Data listing:
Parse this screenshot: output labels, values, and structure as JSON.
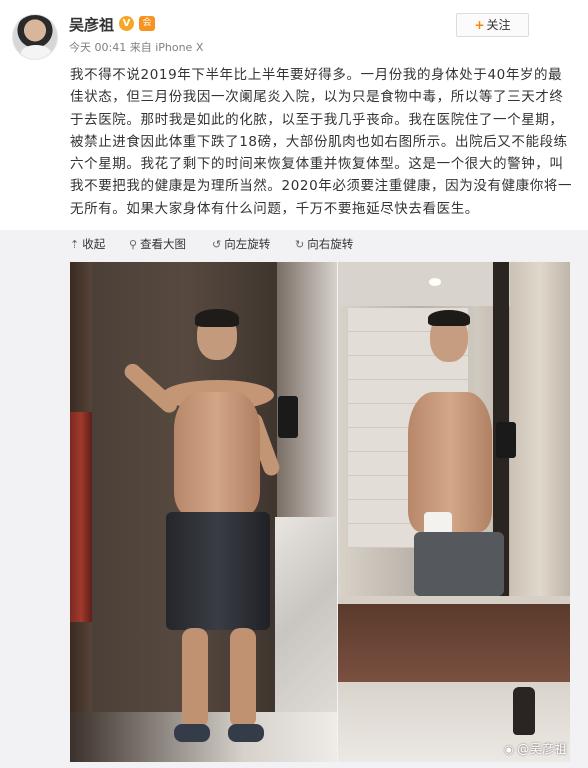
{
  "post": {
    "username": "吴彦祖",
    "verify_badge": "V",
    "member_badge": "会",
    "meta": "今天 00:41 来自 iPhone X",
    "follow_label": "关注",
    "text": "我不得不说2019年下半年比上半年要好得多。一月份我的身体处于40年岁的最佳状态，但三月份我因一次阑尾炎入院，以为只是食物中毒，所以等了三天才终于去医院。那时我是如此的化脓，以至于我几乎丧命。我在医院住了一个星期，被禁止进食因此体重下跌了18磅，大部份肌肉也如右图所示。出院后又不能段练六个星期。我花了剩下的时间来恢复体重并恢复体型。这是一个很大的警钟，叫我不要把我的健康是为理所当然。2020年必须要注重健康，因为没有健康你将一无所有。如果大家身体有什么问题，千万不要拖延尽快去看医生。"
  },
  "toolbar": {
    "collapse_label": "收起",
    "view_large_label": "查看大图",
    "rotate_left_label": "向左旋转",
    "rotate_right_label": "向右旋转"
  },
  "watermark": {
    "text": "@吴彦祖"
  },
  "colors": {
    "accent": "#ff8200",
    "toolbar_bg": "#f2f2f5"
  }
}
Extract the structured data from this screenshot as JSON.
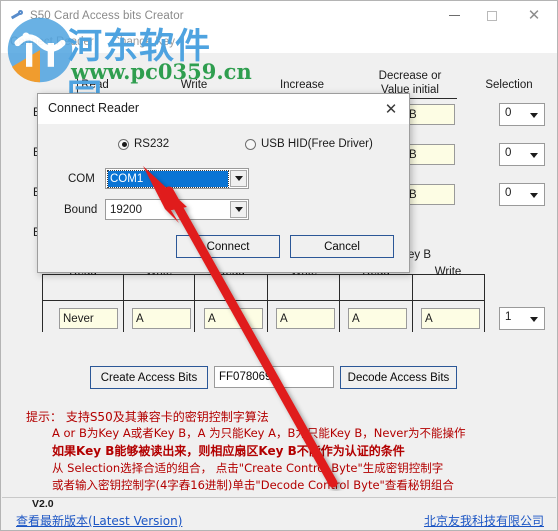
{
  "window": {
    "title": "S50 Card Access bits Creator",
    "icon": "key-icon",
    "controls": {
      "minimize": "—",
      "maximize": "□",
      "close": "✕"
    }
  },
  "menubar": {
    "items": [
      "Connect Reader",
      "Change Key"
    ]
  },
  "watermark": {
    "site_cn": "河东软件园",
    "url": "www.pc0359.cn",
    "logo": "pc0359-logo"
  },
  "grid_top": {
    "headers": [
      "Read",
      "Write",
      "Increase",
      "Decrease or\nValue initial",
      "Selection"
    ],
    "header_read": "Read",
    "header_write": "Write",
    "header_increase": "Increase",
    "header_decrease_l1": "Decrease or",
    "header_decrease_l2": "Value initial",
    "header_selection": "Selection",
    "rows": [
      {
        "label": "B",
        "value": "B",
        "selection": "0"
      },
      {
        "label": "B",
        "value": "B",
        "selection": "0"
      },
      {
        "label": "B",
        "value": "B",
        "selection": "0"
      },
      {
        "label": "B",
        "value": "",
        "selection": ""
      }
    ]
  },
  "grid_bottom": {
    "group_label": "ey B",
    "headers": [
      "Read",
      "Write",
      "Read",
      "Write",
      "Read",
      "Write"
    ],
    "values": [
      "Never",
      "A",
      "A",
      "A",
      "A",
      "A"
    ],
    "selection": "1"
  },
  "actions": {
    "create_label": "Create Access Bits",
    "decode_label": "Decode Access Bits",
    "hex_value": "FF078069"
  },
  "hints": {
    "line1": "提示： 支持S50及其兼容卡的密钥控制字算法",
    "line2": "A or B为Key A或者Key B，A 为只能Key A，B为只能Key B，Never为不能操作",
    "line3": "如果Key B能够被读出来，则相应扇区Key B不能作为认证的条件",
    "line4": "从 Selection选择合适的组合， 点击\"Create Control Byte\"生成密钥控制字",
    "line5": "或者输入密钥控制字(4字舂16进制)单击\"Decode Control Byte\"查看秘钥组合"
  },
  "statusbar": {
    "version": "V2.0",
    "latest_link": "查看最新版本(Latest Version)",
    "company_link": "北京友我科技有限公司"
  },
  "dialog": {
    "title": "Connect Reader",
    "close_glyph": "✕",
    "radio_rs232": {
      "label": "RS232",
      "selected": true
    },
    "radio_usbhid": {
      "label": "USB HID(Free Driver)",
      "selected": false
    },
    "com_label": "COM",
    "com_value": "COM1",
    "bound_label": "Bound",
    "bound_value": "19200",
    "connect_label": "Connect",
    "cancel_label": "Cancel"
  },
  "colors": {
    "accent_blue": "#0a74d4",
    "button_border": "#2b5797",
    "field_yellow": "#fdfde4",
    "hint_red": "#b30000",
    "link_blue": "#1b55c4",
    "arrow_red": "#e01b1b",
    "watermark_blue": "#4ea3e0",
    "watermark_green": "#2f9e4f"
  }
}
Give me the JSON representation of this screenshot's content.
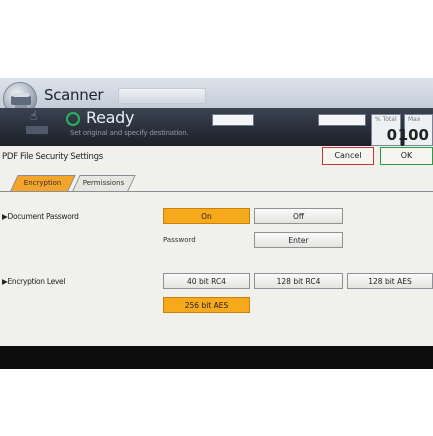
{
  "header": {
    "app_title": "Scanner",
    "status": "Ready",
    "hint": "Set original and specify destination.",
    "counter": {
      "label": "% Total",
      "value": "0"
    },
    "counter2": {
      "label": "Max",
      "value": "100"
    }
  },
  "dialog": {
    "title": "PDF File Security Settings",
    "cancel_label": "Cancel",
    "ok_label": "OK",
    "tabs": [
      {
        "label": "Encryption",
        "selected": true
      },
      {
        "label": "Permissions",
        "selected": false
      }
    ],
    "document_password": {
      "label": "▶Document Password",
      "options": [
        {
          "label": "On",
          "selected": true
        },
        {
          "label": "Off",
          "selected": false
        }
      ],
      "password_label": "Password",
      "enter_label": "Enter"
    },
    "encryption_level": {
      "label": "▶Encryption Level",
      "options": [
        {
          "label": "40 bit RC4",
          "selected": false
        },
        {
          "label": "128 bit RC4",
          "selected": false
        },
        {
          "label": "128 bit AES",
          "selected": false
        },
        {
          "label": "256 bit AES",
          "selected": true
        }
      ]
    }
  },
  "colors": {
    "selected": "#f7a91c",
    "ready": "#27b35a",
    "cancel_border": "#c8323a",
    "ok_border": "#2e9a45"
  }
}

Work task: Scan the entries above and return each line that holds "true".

Result of the exercise:
      "selected": true
        "selected": true
          "selected": true
          "selected": true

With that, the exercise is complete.